This is my most recent finished piece, “Variations on a Squiggle.” It began life as a simple quilt sandwich to practice with on a rented longarm machine at Olde City Quilts; I took their class a few months ago, and I was itching to get back and use one of those machines again! I cut two pieces of muslin and a corresponding rectangle of cotton batting, packed my Quilter’s Planner and an Angela Walters book, and spent a lovely two hours doodling away on the longarm.
I had no plan when I started, just the two books and my memory of some motifs that I learned from The Inbox Jaunt (which I can’t recommend enough, by the way; beautifully clear instructions and a million cute motifs for free motion). I scribbled and meandered, wandered and looped, and whenever I didn’t know what to do next I’d find a good stopping point (usually one of the edges), flip through one of the books, find my next design, and take off!
It was a liberating, centering creative experience, almost a form of meditation, to make this; I was so focused on trying things out, drawing the lines. Everything else fell away.
When I was done, I took a look at the whole thing and was surprised at how cohesive it looked. One of my favorite things about free-motion quilting is that it’s very forgiving; you might think you’re doing a terrible job in the moment, but as soon as you pull back and see the whole, all the imperfections sort of blend into the background, and you find yourself marveling at the idea that you could make something like this.
Since it came out so well, I decided to finish it! I found a lovely mulberry cotton in my stash for the binding, sewed a hanging sleeve to the back, and added a label. (I bought some sheets of printer-friendly fabric last year. It goes through the printer quite as easily as shipping labels; you just have to remember to press the label with the iron for a few seconds to set the ink.)
“Variations on a Squiggle” is now listed for sale in my Etsy store.
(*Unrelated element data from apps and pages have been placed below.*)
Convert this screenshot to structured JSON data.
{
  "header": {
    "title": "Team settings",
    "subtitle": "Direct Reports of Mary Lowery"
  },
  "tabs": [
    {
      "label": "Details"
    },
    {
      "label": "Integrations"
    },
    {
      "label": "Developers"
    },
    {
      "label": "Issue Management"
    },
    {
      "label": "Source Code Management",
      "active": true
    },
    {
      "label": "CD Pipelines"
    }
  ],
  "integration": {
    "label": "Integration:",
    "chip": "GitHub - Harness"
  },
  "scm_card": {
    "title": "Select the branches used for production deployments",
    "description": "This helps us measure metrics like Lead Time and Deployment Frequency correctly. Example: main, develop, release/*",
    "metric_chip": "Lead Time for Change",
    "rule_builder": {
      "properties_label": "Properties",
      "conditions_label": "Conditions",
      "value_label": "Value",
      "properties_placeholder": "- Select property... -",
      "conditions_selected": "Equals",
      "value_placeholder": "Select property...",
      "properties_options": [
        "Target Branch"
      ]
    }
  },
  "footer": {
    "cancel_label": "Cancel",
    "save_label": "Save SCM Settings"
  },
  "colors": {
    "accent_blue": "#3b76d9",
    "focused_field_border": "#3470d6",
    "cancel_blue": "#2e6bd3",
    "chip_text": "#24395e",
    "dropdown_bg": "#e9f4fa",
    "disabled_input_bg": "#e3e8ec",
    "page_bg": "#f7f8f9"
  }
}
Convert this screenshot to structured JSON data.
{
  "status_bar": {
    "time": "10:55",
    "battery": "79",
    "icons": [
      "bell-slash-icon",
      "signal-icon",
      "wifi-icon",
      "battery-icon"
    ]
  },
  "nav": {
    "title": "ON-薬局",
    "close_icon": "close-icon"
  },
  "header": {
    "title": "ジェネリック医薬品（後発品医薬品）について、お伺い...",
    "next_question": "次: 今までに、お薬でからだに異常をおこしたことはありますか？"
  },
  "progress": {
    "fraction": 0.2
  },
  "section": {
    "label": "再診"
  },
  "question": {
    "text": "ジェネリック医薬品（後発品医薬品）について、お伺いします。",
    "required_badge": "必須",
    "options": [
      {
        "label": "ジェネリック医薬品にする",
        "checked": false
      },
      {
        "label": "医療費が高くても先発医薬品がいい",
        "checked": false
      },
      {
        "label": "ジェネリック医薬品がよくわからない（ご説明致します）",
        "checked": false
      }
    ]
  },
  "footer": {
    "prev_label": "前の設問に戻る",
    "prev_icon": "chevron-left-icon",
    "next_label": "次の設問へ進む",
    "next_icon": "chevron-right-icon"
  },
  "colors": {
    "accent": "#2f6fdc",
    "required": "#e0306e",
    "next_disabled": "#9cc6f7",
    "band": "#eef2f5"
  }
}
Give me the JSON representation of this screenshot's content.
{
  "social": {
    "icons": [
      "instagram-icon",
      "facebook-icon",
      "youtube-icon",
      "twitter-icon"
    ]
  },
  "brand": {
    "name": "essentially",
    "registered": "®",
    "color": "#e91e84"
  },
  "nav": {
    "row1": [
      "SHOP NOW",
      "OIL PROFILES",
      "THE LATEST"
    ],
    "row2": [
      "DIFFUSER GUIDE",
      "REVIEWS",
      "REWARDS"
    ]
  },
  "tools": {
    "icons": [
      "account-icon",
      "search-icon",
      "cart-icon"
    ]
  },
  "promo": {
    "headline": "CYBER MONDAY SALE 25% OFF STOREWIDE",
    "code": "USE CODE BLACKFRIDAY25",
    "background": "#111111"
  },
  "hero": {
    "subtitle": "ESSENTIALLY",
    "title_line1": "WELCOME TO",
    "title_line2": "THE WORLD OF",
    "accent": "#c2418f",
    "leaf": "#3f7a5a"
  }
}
It’s been hanging in my living room for a few days now, and continues to be an object of visual interest, so I’m hopeful that somebody out there will want to hang it up in their home too.
Next time, my first web tutorial (really this time): How to Hang a Quilt with Picture-Hanging Strips!